Task to complete: Would you copy out the following entries exactly, without any of the pictures?

Available records:
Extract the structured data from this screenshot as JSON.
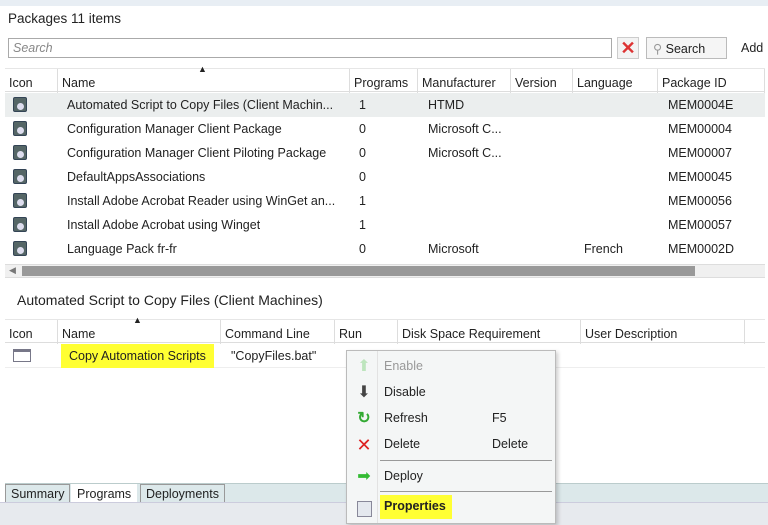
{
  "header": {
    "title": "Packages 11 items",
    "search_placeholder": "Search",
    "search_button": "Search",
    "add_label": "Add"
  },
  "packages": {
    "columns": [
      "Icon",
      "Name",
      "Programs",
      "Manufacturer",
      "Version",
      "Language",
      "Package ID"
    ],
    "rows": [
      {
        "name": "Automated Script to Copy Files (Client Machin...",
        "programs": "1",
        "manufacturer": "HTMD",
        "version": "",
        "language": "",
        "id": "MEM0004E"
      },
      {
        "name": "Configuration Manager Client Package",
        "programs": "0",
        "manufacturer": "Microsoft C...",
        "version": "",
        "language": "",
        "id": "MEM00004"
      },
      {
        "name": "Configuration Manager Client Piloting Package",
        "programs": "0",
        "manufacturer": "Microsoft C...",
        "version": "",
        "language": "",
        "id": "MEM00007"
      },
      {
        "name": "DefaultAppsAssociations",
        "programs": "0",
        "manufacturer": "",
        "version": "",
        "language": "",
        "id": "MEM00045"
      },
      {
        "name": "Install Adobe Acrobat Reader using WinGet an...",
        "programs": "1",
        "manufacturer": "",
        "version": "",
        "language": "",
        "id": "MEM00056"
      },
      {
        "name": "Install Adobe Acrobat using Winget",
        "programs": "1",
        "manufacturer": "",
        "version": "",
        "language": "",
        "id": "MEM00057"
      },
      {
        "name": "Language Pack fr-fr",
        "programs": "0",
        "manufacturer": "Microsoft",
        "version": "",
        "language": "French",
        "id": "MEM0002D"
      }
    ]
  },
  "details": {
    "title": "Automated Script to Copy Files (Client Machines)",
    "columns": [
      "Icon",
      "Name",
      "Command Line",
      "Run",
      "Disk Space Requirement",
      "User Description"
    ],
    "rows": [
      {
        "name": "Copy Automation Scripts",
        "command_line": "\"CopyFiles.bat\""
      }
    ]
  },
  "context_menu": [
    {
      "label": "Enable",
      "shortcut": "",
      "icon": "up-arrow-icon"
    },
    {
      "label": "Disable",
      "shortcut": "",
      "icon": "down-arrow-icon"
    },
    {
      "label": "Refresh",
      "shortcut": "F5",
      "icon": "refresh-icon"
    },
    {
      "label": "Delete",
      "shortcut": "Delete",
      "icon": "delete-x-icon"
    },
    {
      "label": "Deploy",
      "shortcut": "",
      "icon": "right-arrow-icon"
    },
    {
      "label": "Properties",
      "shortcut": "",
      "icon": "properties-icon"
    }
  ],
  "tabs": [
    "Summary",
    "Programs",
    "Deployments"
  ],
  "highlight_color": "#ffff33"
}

Answer:
Extract the structured data from this screenshot as JSON.
{
  "header": {
    "title": "Packages 11 items",
    "search_placeholder": "Search",
    "search_button": "Search",
    "add_label": "Add"
  },
  "packages": {
    "columns": [
      "Icon",
      "Name",
      "Programs",
      "Manufacturer",
      "Version",
      "Language",
      "Package ID"
    ],
    "rows": [
      {
        "name": "Automated Script to Copy Files (Client Machin...",
        "programs": "1",
        "manufacturer": "HTMD",
        "version": "",
        "language": "",
        "id": "MEM0004E"
      },
      {
        "name": "Configuration Manager Client Package",
        "programs": "0",
        "manufacturer": "Microsoft C...",
        "version": "",
        "language": "",
        "id": "MEM00004"
      },
      {
        "name": "Configuration Manager Client Piloting Package",
        "programs": "0",
        "manufacturer": "Microsoft C...",
        "version": "",
        "language": "",
        "id": "MEM00007"
      },
      {
        "name": "DefaultAppsAssociations",
        "programs": "0",
        "manufacturer": "",
        "version": "",
        "language": "",
        "id": "MEM00045"
      },
      {
        "name": "Install Adobe Acrobat Reader using WinGet an...",
        "programs": "1",
        "manufacturer": "",
        "version": "",
        "language": "",
        "id": "MEM00056"
      },
      {
        "name": "Install Adobe Acrobat using Winget",
        "programs": "1",
        "manufacturer": "",
        "version": "",
        "language": "",
        "id": "MEM00057"
      },
      {
        "name": "Language Pack fr-fr",
        "programs": "0",
        "manufacturer": "Microsoft",
        "version": "",
        "language": "French",
        "id": "MEM0002D"
      }
    ]
  },
  "details": {
    "title": "Automated Script to Copy Files (Client Machines)",
    "columns": [
      "Icon",
      "Name",
      "Command Line",
      "Run",
      "Disk Space Requirement",
      "User Description"
    ],
    "rows": [
      {
        "name": "Copy Automation Scripts",
        "command_line": "\"CopyFiles.bat\""
      }
    ]
  },
  "context_menu": [
    {
      "label": "Enable",
      "shortcut": "",
      "icon": "up-arrow-icon"
    },
    {
      "label": "Disable",
      "shortcut": "",
      "icon": "down-arrow-icon"
    },
    {
      "label": "Refresh",
      "shortcut": "F5",
      "icon": "refresh-icon"
    },
    {
      "label": "Delete",
      "shortcut": "Delete",
      "icon": "delete-x-icon"
    },
    {
      "label": "Deploy",
      "shortcut": "",
      "icon": "right-arrow-icon"
    },
    {
      "label": "Properties",
      "shortcut": "",
      "icon": "properties-icon"
    }
  ],
  "tabs": [
    "Summary",
    "Programs",
    "Deployments"
  ],
  "highlight_color": "#ffff33"
}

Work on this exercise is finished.